With gigabytes of pictures accumulating over time, I'm wondering what systems (software, strategies, etc.) people are using to keep track of their collections? Let's say you remember a picture and you want to find the file on disk, how do you ensure that this will be successful?
I'm a fan of Adobe Lightroom - its way of working seems to fit my mental model so I find it fairly natural to use. That does depend on you tagging the photos with appropriate metadata of course and not everyone thinks the same as me, so you may not get on with it.
Picasa has matured nicely over the years and has a nice "face finder" that does a pretty reasonable job of auto-finding people in photos and matching them to people you've previously named.
Supporting this I have a fairly simple folder structure of
\photos \ shoot description
Because I rely on tags in the software I don't really need too much hierarchical organisation and IMO hierarchies are the wrong tool for the job anyway because a photo will naturally fit into multiple categories but a hierarchy only lets you express one.
I think the short version of the answer is "Tag everything" - doing it on import isn't that painful and means you can finds it later, but going back through gigabytes of history to add the tags is a soul destroying task.
For managing larger collections, 25,000 - 250,000 images, you just can't beat DBGallery (www.DBGallery.com). It's tagging and search support is excellent, and has numerous other tools for organizing a larger collection.
More specifically, here are the main ways this software is used to make larger collection manageable:
1) Logical Views. Explore your collections by year and month, by camera, keywords, photographer, and dozens of others. Basically it slices any data it has on images and lets you explore based on the results.
2) Virtual Sets. Over time most want to have a collection of "greatest skiing photos", or "photos that coulxd go in a calender". Of course copying images around folders is no way to do this. Virtual Collections simply point back to the original photos (they can be called anything, Light Boxes, Buckets, etc.). Doing this has extra goodness because if tags are added to the original photo or the photo is modified the Virtual Set is instantly updated as well.

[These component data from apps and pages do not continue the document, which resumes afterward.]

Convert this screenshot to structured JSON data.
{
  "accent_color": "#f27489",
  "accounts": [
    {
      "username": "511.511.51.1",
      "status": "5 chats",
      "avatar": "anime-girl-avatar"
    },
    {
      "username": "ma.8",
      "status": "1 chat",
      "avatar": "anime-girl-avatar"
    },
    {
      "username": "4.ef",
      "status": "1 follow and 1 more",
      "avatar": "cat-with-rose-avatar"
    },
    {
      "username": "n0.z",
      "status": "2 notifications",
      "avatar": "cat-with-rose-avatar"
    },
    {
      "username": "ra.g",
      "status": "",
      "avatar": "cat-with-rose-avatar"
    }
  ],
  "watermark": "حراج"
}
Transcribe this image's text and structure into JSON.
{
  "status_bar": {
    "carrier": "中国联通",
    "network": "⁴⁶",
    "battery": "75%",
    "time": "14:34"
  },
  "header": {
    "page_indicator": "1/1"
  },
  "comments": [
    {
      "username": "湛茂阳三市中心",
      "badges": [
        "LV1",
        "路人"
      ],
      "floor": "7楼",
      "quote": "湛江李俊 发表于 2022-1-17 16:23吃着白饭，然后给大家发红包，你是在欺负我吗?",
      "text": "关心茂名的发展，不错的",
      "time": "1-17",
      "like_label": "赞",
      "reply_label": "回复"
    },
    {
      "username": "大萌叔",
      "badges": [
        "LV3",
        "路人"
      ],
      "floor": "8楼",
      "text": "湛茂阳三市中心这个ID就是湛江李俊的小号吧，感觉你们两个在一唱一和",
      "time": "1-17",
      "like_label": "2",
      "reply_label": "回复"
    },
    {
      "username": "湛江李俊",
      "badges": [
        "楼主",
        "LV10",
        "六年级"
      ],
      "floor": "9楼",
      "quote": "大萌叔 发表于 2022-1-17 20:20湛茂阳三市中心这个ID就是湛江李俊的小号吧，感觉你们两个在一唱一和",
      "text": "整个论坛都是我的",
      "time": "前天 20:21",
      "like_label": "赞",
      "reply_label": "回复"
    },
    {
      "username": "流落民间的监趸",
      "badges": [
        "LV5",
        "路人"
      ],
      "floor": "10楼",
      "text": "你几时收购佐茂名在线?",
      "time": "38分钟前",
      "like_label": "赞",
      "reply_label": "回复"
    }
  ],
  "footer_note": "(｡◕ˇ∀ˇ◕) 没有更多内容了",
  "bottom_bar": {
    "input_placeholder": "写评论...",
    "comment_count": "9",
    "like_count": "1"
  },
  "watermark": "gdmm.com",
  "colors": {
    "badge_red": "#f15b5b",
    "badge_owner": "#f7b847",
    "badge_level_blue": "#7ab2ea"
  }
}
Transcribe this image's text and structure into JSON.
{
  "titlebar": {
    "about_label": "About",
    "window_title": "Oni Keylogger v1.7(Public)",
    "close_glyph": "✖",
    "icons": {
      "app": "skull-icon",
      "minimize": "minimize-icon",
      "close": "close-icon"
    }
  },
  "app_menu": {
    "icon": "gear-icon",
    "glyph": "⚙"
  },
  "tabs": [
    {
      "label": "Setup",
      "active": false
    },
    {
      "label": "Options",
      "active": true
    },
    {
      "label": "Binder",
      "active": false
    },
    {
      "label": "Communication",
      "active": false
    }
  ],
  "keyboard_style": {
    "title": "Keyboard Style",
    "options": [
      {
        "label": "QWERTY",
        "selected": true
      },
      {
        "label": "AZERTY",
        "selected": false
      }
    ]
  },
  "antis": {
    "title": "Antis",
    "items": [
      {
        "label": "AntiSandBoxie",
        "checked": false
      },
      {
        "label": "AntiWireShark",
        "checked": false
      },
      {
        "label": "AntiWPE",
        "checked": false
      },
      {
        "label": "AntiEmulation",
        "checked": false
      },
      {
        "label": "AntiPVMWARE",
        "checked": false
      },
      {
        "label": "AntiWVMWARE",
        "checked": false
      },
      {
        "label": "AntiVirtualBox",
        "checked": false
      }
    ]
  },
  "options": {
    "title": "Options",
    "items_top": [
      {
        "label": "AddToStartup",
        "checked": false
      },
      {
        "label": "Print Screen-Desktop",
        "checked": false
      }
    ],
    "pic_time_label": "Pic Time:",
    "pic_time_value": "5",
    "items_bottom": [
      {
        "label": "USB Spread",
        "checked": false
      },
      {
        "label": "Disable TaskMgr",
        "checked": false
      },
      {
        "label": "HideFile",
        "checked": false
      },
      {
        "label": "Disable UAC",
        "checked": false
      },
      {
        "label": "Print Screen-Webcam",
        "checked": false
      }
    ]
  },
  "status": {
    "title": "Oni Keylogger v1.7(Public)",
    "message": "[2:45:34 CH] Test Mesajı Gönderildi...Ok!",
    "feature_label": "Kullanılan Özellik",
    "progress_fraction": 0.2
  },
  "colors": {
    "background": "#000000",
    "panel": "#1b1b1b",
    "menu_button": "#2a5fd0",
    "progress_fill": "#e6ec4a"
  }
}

3) Tagging tools. Examples include Data Templates, editing any number of images at once, and smart options such as a retrieving the data from the previously saved photo via a keystroke.
4) Great seach capabilities. Search all data for a photo, fine tune a search by searching jsut specific data fields such keywords/title/author. Also get all photos which were imported, viewed, or last updated recently, e.g. show all photos added in the past week; show all updated today; etc.
5) Will find duplicate images across the entire collection.
6) Has been tested with hundreds of thousands of images.
Also very important: this is an open system, where you can move photos to other tools or stop using DBGallery altogether...your data is still there because it's written directly to the file, not just the database.
Another vote for Adobe Lightroom here. It combines the Adobe Camera Raw processing engine with a powerful backend database to allow you to store your images and more importantly find them again easily. A side benefit is even the processing is stored in the database, you only need to store one copy of each image (the raw) and the processing is applied on the fly.
For Mac users Apple Aperture does much the same thing, but Apple have chosen to price this at about 1/4 of the price of Lightroom, so that is worth a look.
For a more consumer level option Google Picassa also offers cataloguing as well as image processing, it works well, especially considering it is free software.
I created software, the SeaRisen Image Browser to organize and quickly find your images. I too have gigabytes of images and find it a real time saver when looking for particular images, or series of images.
This management is exactly what Lightroom is designed to do. I used to be responsible for document control for a CAD department, and came up with lots of tracking and revision systems. I can say that using Lightroom is the easiest and best way to manage lots of images. I have over 40,000 images organized using Lightroom.
I have mine setup to place the images in the following structure: Year Month Day
Then I add lots of keywords. Using Lightroom I can find pictures quickly and easily. Including ones that are keepers and ones that the electrons can be recycled without missing anything.
Lightroom has a 30 day trial for both Mac and Windows, so you can try it out and see what you think. Adding in the ability to do editing and management just adds to the power of the program.
Well, I think Lightroom is your power answer, but I'm similar in the old fogey category in that I structure on disk. Basically, my layout is:
So, for example, one would be:
I do the numeric/textual month thing for quick glance and sorting. It's been working for me, though it may start to fail if my memory starts to slide. ;)
Before all this digital hype, I stored my slides in boxes after having numbered each of them (from 1 for the very first picture to more than 7000). In a simple text file I carefully noted the index of each slide, where and when it was taken and a little description of the subject.
Finding a picture was (and still is) just a matter of remembering some of these infos (where, when and what) and searching through the file.
In my long process of scanning my slides, I continue to use this text file for feeding infos in the cataloguing software I use (this is iView Media Pro).
For digital photos I use both iView Media Pro and iPhoto.